-------- Provided material --------
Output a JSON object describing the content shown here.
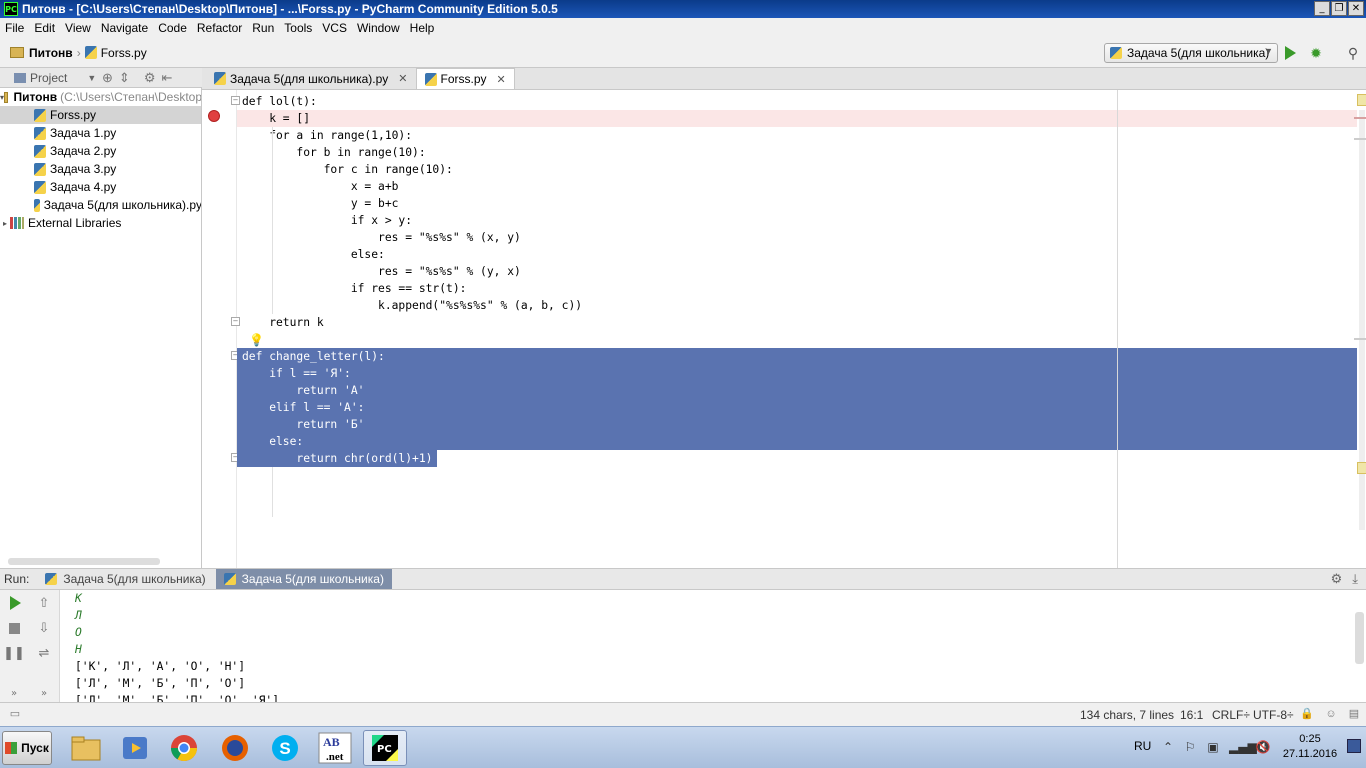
{
  "window": {
    "title": "Питонв - [C:\\Users\\Степан\\Desktop\\Питонв] - ...\\Forss.py - PyCharm Community Edition 5.0.5",
    "icon_text": "PC",
    "buttons": [
      "_",
      "❐",
      "✕"
    ]
  },
  "menu": [
    "File",
    "Edit",
    "View",
    "Navigate",
    "Code",
    "Refactor",
    "Run",
    "Tools",
    "VCS",
    "Window",
    "Help"
  ],
  "navbar": {
    "crumbs": [
      "Питонв",
      "Forss.py"
    ],
    "run_config": "Задача 5(для школьника)"
  },
  "project_panel": {
    "header": "Project",
    "root_name": "Питонв",
    "root_path": "(C:\\Users\\Степан\\Desktop",
    "files": [
      "Forss.py",
      "Задача 1.py",
      "Задача 2.py",
      "Задача 3.py",
      "Задача 4.py",
      "Задача 5(для школьника).py"
    ],
    "libraries": "External Libraries"
  },
  "editor_tabs": [
    {
      "label": "Задача 5(для школьника).py",
      "close": "✕"
    },
    {
      "label": "Forss.py",
      "close": "✕"
    }
  ],
  "code": [
    "def lol(t):",
    "    k = []",
    "    for a in range(1,10):",
    "        for b in range(10):",
    "            for c in range(10):",
    "                x = a+b",
    "                y = b+c",
    "                if x > y:",
    "                    res = \"%s%s\" % (x, y)",
    "                else:",
    "                    res = \"%s%s\" % (y, x)",
    "                if res == str(t):",
    "                    k.append(\"%s%s%s\" % (a, b, c))",
    "    return k",
    "",
    "def change_letter(l):",
    "    if l == 'Я':",
    "        return 'А'",
    "    elif l == 'А':",
    "        return 'Б'",
    "    else:",
    "        return chr(ord(l)+1)"
  ],
  "run_panel": {
    "label": "Run:",
    "tabs": [
      "Задача 5(для школьника)",
      "Задача 5(для школьника)"
    ],
    "output": [
      "К",
      "Л",
      "О",
      "Н",
      "['К', 'Л', 'А', 'О', 'Н']",
      "['Л', 'М', 'Б', 'П', 'О']",
      "['Л', 'М', 'Б', 'П', 'О', 'Я']"
    ]
  },
  "statusbar": {
    "chars": "134 chars, 7 lines",
    "position": "16:1",
    "line_sep": "CRLF÷",
    "encoding": "UTF-8÷"
  },
  "taskbar": {
    "start": "Пуск",
    "apps": [
      "file-explorer",
      "media-player",
      "chrome",
      "firefox",
      "skype",
      "abc-net",
      "pycharm"
    ],
    "lang": "RU",
    "time": "0:25",
    "date": "27.11.2016"
  }
}
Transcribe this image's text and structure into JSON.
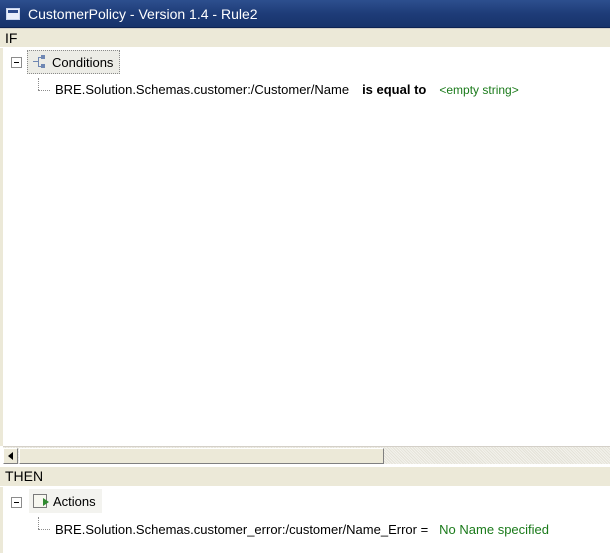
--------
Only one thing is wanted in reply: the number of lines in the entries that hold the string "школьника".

5